= EXERCISE BRIEF =
From first line to last, print the records exactly, but leave out the pictures.

---------- DATASET ENTRIES ----------

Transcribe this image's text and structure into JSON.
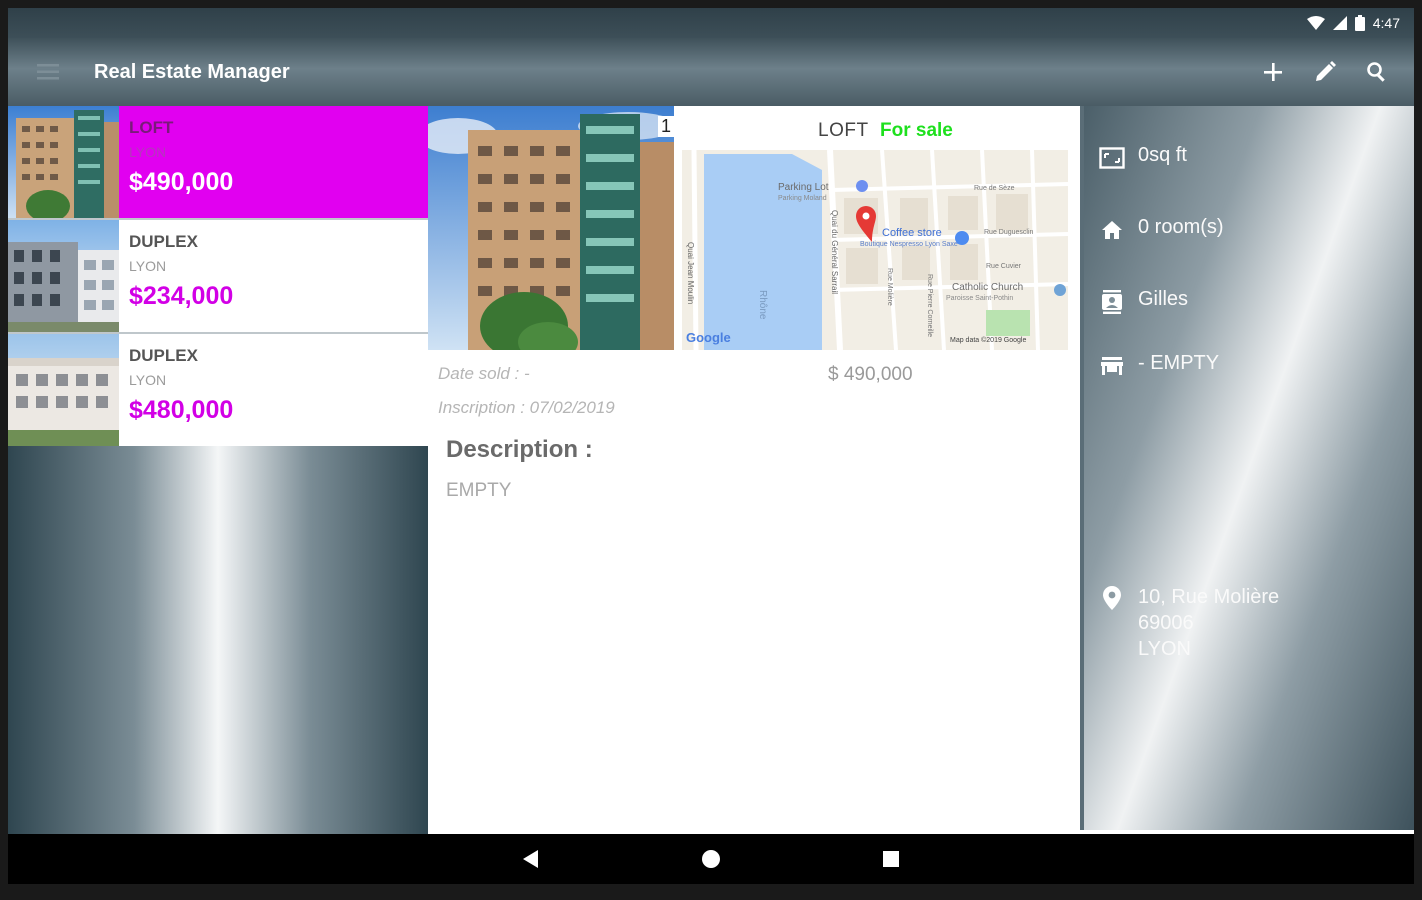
{
  "status_bar": {
    "time": "4:47"
  },
  "toolbar": {
    "title": "Real Estate Manager",
    "menu_icon": "menu-icon",
    "add_icon": "add-icon",
    "edit_icon": "edit-icon",
    "search_icon": "search-icon"
  },
  "colors": {
    "accent": "#E100F0",
    "price": "#D200E6",
    "status_green": "#1EE01E"
  },
  "list": {
    "items": [
      {
        "type": "LOFT",
        "city": "LYON",
        "price": "$490,000",
        "selected": true
      },
      {
        "type": "DUPLEX",
        "city": "LYON",
        "price": "$234,000",
        "selected": false
      },
      {
        "type": "DUPLEX",
        "city": "LYON",
        "price": "$480,000",
        "selected": false
      }
    ]
  },
  "detail": {
    "photo_index": "1",
    "type": "LOFT",
    "status": "For sale",
    "date_sold": "Date sold :  -",
    "price": "$ 490,000",
    "inscription": "Inscription :  07/02/2019",
    "description_title": "Description :",
    "description_value": "EMPTY",
    "map": {
      "labels": {
        "parking": "Parking Lot",
        "parking_sub": "Parking Moland",
        "store": "Coffee store",
        "store_sub": "Boutique Nespresso Lyon Saxe",
        "church": "Catholic Church",
        "church_sub": "Paroisse Saint-Pothin",
        "street1": "Quai du Général Sarrail",
        "street2": "Quai Jean Moulin",
        "river": "Rhône",
        "rue1": "Rue de Sèze",
        "rue2": "Rue Duguesclin",
        "rue3": "Rue Cuvier",
        "rue4": "Rue Molière",
        "rue5": "Rue Pierre Corneille",
        "google": "Google",
        "credit": "Map data ©2019 Google"
      }
    }
  },
  "info": {
    "surface": "0sq ft",
    "rooms": "0 room(s)",
    "agent": "Gilles",
    "poi": "- EMPTY",
    "address": [
      "10, Rue Molière",
      "69006",
      "LYON"
    ]
  },
  "nav": {
    "back_icon": "back-icon",
    "home_icon": "home-icon",
    "recents_icon": "recents-icon"
  }
}
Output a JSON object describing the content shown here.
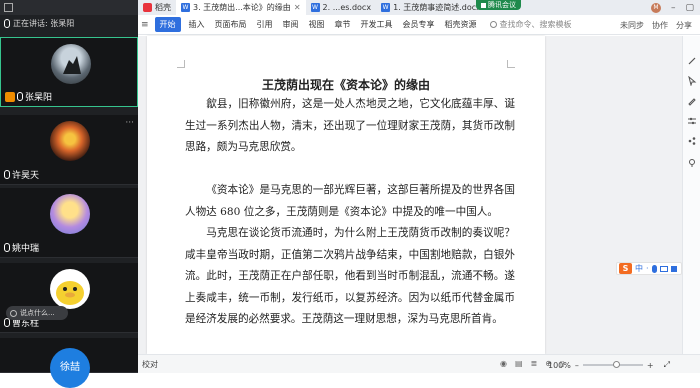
{
  "meeting": {
    "app_icon": "grid-icon",
    "speaking_label": "正在讲话: 张杲阳",
    "participants": [
      {
        "name": "张杲阳",
        "active": true
      },
      {
        "name": "许昊天",
        "active": false
      },
      {
        "name": "姚中瑞",
        "active": false
      },
      {
        "name": "曹东柱",
        "active": false
      },
      {
        "name": "徐喆",
        "active": false
      }
    ],
    "say_something": "说点什么..."
  },
  "browser": {
    "app_name": "稻壳",
    "tabs": [
      {
        "label": "3. 王茂荫出...本论》的缘由",
        "active": true
      },
      {
        "label": "2. ...es.docx",
        "active": false
      },
      {
        "label": "1. 王茂荫事迹简述.docx",
        "active": false
      }
    ],
    "share_badge": "腾讯会议",
    "avatar_letter": "M"
  },
  "ribbon": {
    "tabs": [
      "开始",
      "插入",
      "页面布局",
      "引用",
      "审阅",
      "视图",
      "章节",
      "开发工具",
      "会员专享",
      "稻壳资源"
    ],
    "search_placeholder": "查找命令、搜索模板",
    "right_items": [
      "未同步",
      "协作",
      "分享"
    ]
  },
  "document": {
    "title": "王茂荫出现在《资本论》的缘由",
    "paragraphs": [
      "歙县，旧称徽州府，这是一处人杰地灵之地，它文化底蕴丰厚、诞生过一系列杰出人物，清末，还出现了一位理财家王茂荫，其货币改制思路，颇为马克思欣赏。",
      "《资本论》是马克思的一部光辉巨著，这部巨著所提及的世界各国人物达 680 位之多，王茂荫则是《资本论》中提及的唯一中国人。",
      "马克思在谈论货币流通时，为什么附上王茂荫货币改制的奏议呢？咸丰皇帝当政时期，正值第二次鸦片战争结束，中国割地赔款，白银外流。此时，王茂荫正在户部任职，他看到当时币制混乱，流通不畅。遂上奏咸丰，统一币制，发行纸币，以复苏经济。因为以纸币代替金属币是经济发展的必然要求。王茂荫这一理财思想，深为马克思所首肯。"
    ]
  },
  "statusbar": {
    "left_text": "校对",
    "zoom": "100%"
  },
  "ime": {
    "logo": "S",
    "mode": "中"
  }
}
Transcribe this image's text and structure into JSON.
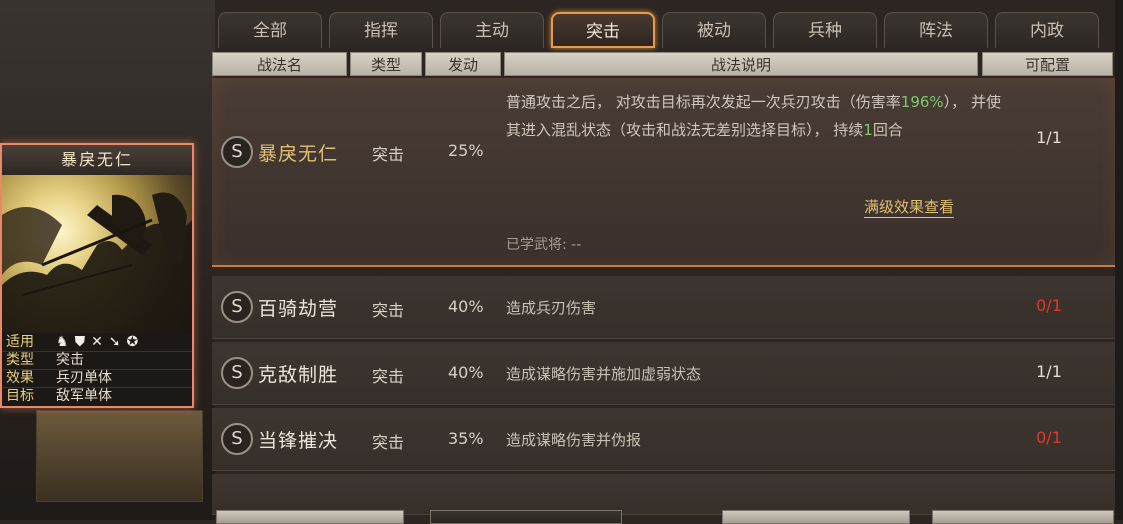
{
  "tabs": [
    {
      "label": "全部"
    },
    {
      "label": "指挥"
    },
    {
      "label": "主动"
    },
    {
      "label": "突击",
      "active": true
    },
    {
      "label": "被动"
    },
    {
      "label": "兵种"
    },
    {
      "label": "阵法"
    },
    {
      "label": "内政"
    }
  ],
  "columns": {
    "name": "战法名",
    "type": "类型",
    "rate": "发动",
    "desc": "战法说明",
    "config": "可配置"
  },
  "skills": [
    {
      "icon": "S",
      "name": "暴戾无仁",
      "type": "突击",
      "rate": "25%",
      "desc_part1": "普通攻击之后， 对攻击目标再次发起一次兵刃攻击（伤害率",
      "desc_highlight": "196%",
      "desc_part2": "）， 并使其进入混乱状态（攻击和战法无差别选择目标）， 持续",
      "desc_highlight2": "1",
      "desc_part3": "回合",
      "config": "1/1",
      "full_effect_link": "满级效果查看",
      "learned_label": "已学武将:",
      "learned_value": "--"
    },
    {
      "icon": "S",
      "name": "百骑劫营",
      "type": "突击",
      "rate": "40%",
      "desc": "造成兵刃伤害",
      "config": "0/1"
    },
    {
      "icon": "S",
      "name": "克敌制胜",
      "type": "突击",
      "rate": "40%",
      "desc": "造成谋略伤害并施加虚弱状态",
      "config": "1/1"
    },
    {
      "icon": "S",
      "name": "当锋摧决",
      "type": "突击",
      "rate": "35%",
      "desc": "造成谋略伤害并伪报",
      "config": "0/1"
    }
  ],
  "card": {
    "title": "暴戾无仁",
    "applicable_label": "适用",
    "type_label": "类型",
    "type_value": "突击",
    "effect_label": "效果",
    "effect_value": "兵刃单体",
    "target_label": "目标",
    "target_value": "敌军单体",
    "unit_icons": [
      "cavalry-icon",
      "shield-icon",
      "bow-icon",
      "spear-icon",
      "wheel-icon"
    ]
  },
  "colors": {
    "accent": "#e79a4a",
    "gold": "#e0c070",
    "red": "#e0392c",
    "green": "#7bc96a"
  }
}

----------

= TASK OUTPUT =
Transcribe this image's text and structure into JSON.
{
  "status_bar": {
    "time": "4:47"
  },
  "toolbar": {
    "title": "Real Estate Manager",
    "menu_icon": "menu-icon",
    "add_icon": "add-icon",
    "edit_icon": "edit-icon",
    "search_icon": "search-icon"
  },
  "colors": {
    "accent": "#E100F0",
    "price": "#D200E6",
    "status_green": "#1EE01E"
  },
  "list": {
    "items": [
      {
        "type": "LOFT",
        "city": "LYON",
        "price": "$490,000",
        "selected": true
      },
      {
        "type": "DUPLEX",
        "city": "LYON",
        "price": "$234,000",
        "selected": false
      },
      {
        "type": "DUPLEX",
        "city": "LYON",
        "price": "$480,000",
        "selected": false
      }
    ]
  },
  "detail": {
    "photo_index": "1",
    "type": "LOFT",
    "status": "For sale",
    "date_sold": "Date sold :  -",
    "price": "$ 490,000",
    "inscription": "Inscription :  07/02/2019",
    "description_title": "Description :",
    "description_value": "EMPTY",
    "map": {
      "labels": {
        "parking": "Parking Lot",
        "parking_sub": "Parking Moland",
        "store": "Coffee store",
        "store_sub": "Boutique Nespresso Lyon Saxe",
        "church": "Catholic Church",
        "church_sub": "Paroisse Saint-Pothin",
        "street1": "Quai du Général Sarrail",
        "street2": "Quai Jean Moulin",
        "river": "Rhône",
        "rue1": "Rue de Sèze",
        "rue2": "Rue Duguesclin",
        "rue3": "Rue Cuvier",
        "rue4": "Rue Molière",
        "rue5": "Rue Pierre Corneille",
        "google": "Google",
        "credit": "Map data ©2019 Google"
      }
    }
  },
  "info": {
    "surface": "0sq ft",
    "rooms": "0 room(s)",
    "agent": "Gilles",
    "poi": "- EMPTY",
    "address": [
      "10, Rue Molière",
      "69006",
      "LYON"
    ]
  },
  "nav": {
    "back_icon": "back-icon",
    "home_icon": "home-icon",
    "recents_icon": "recents-icon"
  }
}
Output a JSON object describing the content shown here.
{
  "meeting": {
    "app_icon": "grid-icon",
    "speaking_label": "正在讲话: 张杲阳",
    "participants": [
      {
        "name": "张杲阳",
        "active": true
      },
      {
        "name": "许昊天",
        "active": false
      },
      {
        "name": "姚中瑞",
        "active": false
      },
      {
        "name": "曹东柱",
        "active": false
      },
      {
        "name": "徐喆",
        "active": false
      }
    ],
    "say_something": "说点什么..."
  },
  "browser": {
    "app_name": "稻壳",
    "tabs": [
      {
        "label": "3. 王茂荫出...本论》的缘由",
        "active": true
      },
      {
        "label": "2. ...es.docx",
        "active": false
      },
      {
        "label": "1. 王茂荫事迹简述.docx",
        "active": false
      }
    ],
    "share_badge": "腾讯会议",
    "avatar_letter": "M"
  },
  "ribbon": {
    "tabs": [
      "开始",
      "插入",
      "页面布局",
      "引用",
      "审阅",
      "视图",
      "章节",
      "开发工具",
      "会员专享",
      "稻壳资源"
    ],
    "search_placeholder": "查找命令、搜索模板",
    "right_items": [
      "未同步",
      "协作",
      "分享"
    ]
  },
  "document": {
    "title": "王茂荫出现在《资本论》的缘由",
    "paragraphs": [
      "歙县，旧称徽州府，这是一处人杰地灵之地，它文化底蕴丰厚、诞生过一系列杰出人物，清末，还出现了一位理财家王茂荫，其货币改制思路，颇为马克思欣赏。",
      "《资本论》是马克思的一部光辉巨著，这部巨著所提及的世界各国人物达 680 位之多，王茂荫则是《资本论》中提及的唯一中国人。",
      "马克思在谈论货币流通时，为什么附上王茂荫货币改制的奏议呢？咸丰皇帝当政时期，正值第二次鸦片战争结束，中国割地赔款，白银外流。此时，王茂荫正在户部任职，他看到当时币制混乱，流通不畅。遂上奏咸丰，统一币制，发行纸币，以复苏经济。因为以纸币代替金属币是经济发展的必然要求。王茂荫这一理财思想，深为马克思所首肯。"
    ]
  },
  "statusbar": {
    "left_text": "校对",
    "zoom": "100%"
  },
  "ime": {
    "logo": "S",
    "mode": "中"
  }
}
Transcribe this image's text and structure into JSON.
{
  "tabs": [
    {
      "label": "全部"
    },
    {
      "label": "指挥"
    },
    {
      "label": "主动"
    },
    {
      "label": "突击",
      "active": true
    },
    {
      "label": "被动"
    },
    {
      "label": "兵种"
    },
    {
      "label": "阵法"
    },
    {
      "label": "内政"
    }
  ],
  "columns": {
    "name": "战法名",
    "type": "类型",
    "rate": "发动",
    "desc": "战法说明",
    "config": "可配置"
  },
  "skills": [
    {
      "icon": "S",
      "name": "暴戾无仁",
      "type": "突击",
      "rate": "25%",
      "desc_part1": "普通攻击之后， 对攻击目标再次发起一次兵刃攻击（伤害率",
      "desc_highlight": "196%",
      "desc_part2": "）， 并使其进入混乱状态（攻击和战法无差别选择目标）， 持续",
      "desc_highlight2": "1",
      "desc_part3": "回合",
      "config": "1/1",
      "full_effect_link": "满级效果查看",
      "learned_label": "已学武将:",
      "learned_value": "--"
    },
    {
      "icon": "S",
      "name": "百骑劫营",
      "type": "突击",
      "rate": "40%",
      "desc": "造成兵刃伤害",
      "config": "0/1"
    },
    {
      "icon": "S",
      "name": "克敌制胜",
      "type": "突击",
      "rate": "40%",
      "desc": "造成谋略伤害并施加虚弱状态",
      "config": "1/1"
    },
    {
      "icon": "S",
      "name": "当锋摧决",
      "type": "突击",
      "rate": "35%",
      "desc": "造成谋略伤害并伪报",
      "config": "0/1"
    }
  ],
  "card": {
    "title": "暴戾无仁",
    "applicable_label": "适用",
    "type_label": "类型",
    "type_value": "突击",
    "effect_label": "效果",
    "effect_value": "兵刃单体",
    "target_label": "目标",
    "target_value": "敌军单体",
    "unit_icons": [
      "cavalry-icon",
      "shield-icon",
      "bow-icon",
      "spear-icon",
      "wheel-icon"
    ]
  },
  "colors": {
    "accent": "#e79a4a",
    "gold": "#e0c070",
    "red": "#e0392c",
    "green": "#7bc96a"
  }
}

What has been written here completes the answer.